----- Dataset extract -----

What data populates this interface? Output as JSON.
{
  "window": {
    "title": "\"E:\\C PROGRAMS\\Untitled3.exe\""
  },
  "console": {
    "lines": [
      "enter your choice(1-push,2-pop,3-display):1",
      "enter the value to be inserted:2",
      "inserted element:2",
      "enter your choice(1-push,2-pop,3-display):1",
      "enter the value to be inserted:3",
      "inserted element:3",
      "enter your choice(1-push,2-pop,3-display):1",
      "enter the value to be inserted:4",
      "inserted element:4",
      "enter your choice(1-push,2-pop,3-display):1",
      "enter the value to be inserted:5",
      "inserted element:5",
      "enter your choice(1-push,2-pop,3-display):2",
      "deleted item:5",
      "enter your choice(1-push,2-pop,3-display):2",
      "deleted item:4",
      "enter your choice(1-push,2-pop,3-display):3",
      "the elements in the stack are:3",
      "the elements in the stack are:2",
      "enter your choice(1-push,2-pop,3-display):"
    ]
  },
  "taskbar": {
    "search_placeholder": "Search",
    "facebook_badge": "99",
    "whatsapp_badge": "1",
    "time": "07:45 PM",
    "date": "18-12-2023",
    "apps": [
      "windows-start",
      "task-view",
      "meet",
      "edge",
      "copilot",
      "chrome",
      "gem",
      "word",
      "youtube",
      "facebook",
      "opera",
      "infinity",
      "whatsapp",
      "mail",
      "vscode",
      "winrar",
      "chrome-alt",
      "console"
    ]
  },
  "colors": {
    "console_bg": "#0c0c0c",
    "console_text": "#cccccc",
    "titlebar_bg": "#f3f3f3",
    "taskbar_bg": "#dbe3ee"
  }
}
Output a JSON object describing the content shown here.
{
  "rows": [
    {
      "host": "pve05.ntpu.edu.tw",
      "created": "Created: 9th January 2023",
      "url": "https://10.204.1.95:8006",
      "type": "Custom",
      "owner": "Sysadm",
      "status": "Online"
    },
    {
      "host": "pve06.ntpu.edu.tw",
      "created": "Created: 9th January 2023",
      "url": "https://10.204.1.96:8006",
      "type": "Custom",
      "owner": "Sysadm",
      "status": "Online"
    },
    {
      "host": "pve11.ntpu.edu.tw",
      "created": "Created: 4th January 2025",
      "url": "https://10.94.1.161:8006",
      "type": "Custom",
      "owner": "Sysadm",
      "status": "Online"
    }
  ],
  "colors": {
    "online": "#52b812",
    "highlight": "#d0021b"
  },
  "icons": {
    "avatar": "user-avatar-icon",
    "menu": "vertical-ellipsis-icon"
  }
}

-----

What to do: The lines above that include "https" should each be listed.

Written answer:
      "url": "https://10.204.1.95:8006",
      "url": "https://10.204.1.96:8006",
      "url": "https://10.94.1.161:8006",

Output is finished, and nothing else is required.